A psychological report was ordered in June, but she was deemed fit by the court.

In her defence, Reveley said Danielsen may not be certifiable, but she has obsessive-compulsive issues along with acute psychosis that comes and goes. Indeed, on the day she was arrested at city hall, Reveley said she had been having paranoid episodes, went to the hospital where she was seen and discharged, then walked to city hall.

“She attended city hall with the intent of getting arrested,” he said. “There is no suggestion Miss Danielsen is a physical danger to anybody.”

Reveley called the Crown’s position on having her banned from Chilliwack “overbroad,” arguing she has mental health issues that need addressing, and her sole support is her male partner who lives in an apartment in Chilliwack.

Crown argued that the stress and threat to the mayor and city hall staff warranted the no-go, what he called a “protection order” rather than “banishment.”

“A no-go to Chilliwack should not be onerous,” he argued.

In the end, Judge Gurmail Gill agreed. Prior to reading his decision, Danielsen addressed the court with a somewhat cryptic apology, in which she called the case “complicated.”

“I don’t feel totally understood,” she said. “It’s more a lack of family resources than a mental health issue.”

Danielsen has been in custody for 105 days, more than the 90 days asked for by the Crown. She was set to be released Monday afternoon, subject to 18 months’ probation.

In agreeing with Crown’s submissions on the no-go to Chilliwack, Gill dismissed the defence argument that most of the unwanted contacts were done via mail, something she could do from anywhere.

Gill said a ban on entering city limits should give a sense of personal safety and comfort to her victims.

“It at least removes the prospect of a personal confrontation,” he said.


@PeeJayAitch
paul.henderson@theprogress.com

Like us on Facebook and follow us on Twitter.

Comments are closed

Just Posted

Marijuana to be legal in Canada Oct. 17: Trudeau

Prime Minister made the announcement during question period in the House of Commons

Parksville mayor announces he won’t run again

Lefebvre endorses Coun. Kirk Oates for mayor ahead of Oct. 20 election

Supportive housing project divides Parksville

Hundreds attend public hearing for 222 Corfield St. rezoning

Woman steps on dirty needle in Qualicum Beach

Delegation suggests Vancouver Island Health Authority distributes retractable needles
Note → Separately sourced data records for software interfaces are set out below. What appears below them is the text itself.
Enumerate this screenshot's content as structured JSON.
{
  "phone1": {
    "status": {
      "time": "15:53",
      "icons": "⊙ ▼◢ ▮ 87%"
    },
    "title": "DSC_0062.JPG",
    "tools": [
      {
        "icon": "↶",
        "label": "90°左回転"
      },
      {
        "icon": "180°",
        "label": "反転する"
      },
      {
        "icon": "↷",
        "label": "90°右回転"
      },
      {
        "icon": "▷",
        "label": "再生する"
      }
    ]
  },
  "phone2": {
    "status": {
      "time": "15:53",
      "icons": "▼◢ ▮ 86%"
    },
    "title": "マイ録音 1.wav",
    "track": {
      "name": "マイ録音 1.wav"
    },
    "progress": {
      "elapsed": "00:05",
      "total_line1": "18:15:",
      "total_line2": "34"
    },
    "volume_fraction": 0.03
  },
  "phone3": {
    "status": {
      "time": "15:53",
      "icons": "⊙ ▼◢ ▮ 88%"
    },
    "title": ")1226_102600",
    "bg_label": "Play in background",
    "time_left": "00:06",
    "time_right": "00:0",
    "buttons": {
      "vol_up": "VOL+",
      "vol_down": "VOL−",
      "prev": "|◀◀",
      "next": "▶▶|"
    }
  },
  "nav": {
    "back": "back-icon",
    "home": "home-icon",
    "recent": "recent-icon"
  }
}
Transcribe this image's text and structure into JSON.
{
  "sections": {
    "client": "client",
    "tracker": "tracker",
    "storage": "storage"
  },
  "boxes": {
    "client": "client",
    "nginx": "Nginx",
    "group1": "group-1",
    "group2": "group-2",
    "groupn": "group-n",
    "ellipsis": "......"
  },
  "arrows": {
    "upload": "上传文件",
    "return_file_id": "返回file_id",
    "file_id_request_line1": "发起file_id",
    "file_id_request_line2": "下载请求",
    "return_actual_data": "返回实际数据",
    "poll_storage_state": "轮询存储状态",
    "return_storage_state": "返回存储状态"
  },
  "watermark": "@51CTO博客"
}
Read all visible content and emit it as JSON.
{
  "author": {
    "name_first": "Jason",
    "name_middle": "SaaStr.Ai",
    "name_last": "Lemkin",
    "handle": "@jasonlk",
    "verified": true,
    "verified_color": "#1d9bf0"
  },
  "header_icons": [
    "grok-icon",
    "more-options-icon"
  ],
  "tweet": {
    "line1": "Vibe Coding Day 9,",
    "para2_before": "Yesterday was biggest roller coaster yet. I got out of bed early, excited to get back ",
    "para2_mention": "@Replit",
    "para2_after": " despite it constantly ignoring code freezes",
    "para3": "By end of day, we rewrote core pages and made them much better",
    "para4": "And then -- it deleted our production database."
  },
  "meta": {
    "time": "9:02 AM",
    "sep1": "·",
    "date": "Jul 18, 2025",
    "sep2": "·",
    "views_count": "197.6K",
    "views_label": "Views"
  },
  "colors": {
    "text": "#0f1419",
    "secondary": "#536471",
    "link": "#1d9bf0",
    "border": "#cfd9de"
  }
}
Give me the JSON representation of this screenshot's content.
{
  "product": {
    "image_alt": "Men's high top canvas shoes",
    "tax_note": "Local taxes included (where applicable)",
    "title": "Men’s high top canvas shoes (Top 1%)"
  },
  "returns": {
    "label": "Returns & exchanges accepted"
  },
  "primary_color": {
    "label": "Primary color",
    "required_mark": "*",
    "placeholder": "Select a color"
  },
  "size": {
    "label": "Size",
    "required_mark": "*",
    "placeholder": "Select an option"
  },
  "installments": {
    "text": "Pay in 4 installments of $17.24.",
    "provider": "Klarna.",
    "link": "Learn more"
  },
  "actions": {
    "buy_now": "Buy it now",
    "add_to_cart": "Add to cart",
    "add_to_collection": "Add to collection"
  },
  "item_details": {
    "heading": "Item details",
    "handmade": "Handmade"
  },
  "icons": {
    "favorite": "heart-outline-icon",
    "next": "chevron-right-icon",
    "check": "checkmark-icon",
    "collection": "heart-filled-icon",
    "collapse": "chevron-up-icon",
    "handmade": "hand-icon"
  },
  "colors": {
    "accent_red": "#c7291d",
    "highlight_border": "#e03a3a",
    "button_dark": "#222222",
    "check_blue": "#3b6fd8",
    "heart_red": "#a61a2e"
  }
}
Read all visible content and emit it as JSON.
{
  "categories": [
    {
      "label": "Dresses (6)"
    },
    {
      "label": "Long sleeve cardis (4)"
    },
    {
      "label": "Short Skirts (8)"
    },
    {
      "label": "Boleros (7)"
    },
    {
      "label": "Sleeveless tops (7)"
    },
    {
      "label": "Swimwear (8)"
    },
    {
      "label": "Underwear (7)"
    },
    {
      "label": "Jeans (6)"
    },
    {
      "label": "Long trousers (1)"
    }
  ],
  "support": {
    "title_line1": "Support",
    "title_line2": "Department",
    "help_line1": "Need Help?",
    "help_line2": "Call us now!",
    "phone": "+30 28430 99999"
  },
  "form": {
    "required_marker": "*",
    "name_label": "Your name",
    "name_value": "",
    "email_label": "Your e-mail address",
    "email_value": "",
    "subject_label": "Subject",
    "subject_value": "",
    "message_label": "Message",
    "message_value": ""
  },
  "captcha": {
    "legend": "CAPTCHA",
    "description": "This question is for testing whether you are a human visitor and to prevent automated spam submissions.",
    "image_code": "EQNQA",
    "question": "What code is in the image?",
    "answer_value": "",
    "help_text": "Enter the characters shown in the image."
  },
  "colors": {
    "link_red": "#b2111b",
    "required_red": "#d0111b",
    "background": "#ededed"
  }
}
Accomplished British chef creating at Crown Mansion restaurant in Qualicum Beach

Butlers at the Mansion gets new executive chef, formerly with Gordon Ramsay’s Claridges

In reversal, Trump signs executive order to stop family separation

President had been wrongly insisting he had no choice but to separate families apprehended at border

Vancouver Island nursery property sells in historic deal

Green Thumb Garden Centre and Nurseries in north Nanaimo sold

GoFundMe page launched for families of missing Vancouver Island fishermen

Search for three men whose vessel capsized near Tofino on June 15 continues.

50 new fires sparked in B.C. after lightning strikes across province

Similar conditions seen at the beginning of 2017 wildfire season

B.C. woman graduates high school at age 92

Nanaimo’s Joan Deebank the oldest high school graduate ever in B.C., as far as ministry can confirm

B.C. Appeal Court rules lottery winner must be paid back $600,000 loan

Enone Rosas won $4.1 million in a lottery in 2007 and loaned a portion to a friend

B.C. man surprised after used needle falls from sky

A Vernon resident said a syringe fell out of the sky and landed at his feet

Liquor review finds issues with B.C. wholesale monopoly

Report calls for ‘conflict of interest’ in system to be fixed

Police look for driver of blue Jeep who may have helped at fatal crash

A 19-year-old girl was killed in a crash near Delta on June 2

Most Read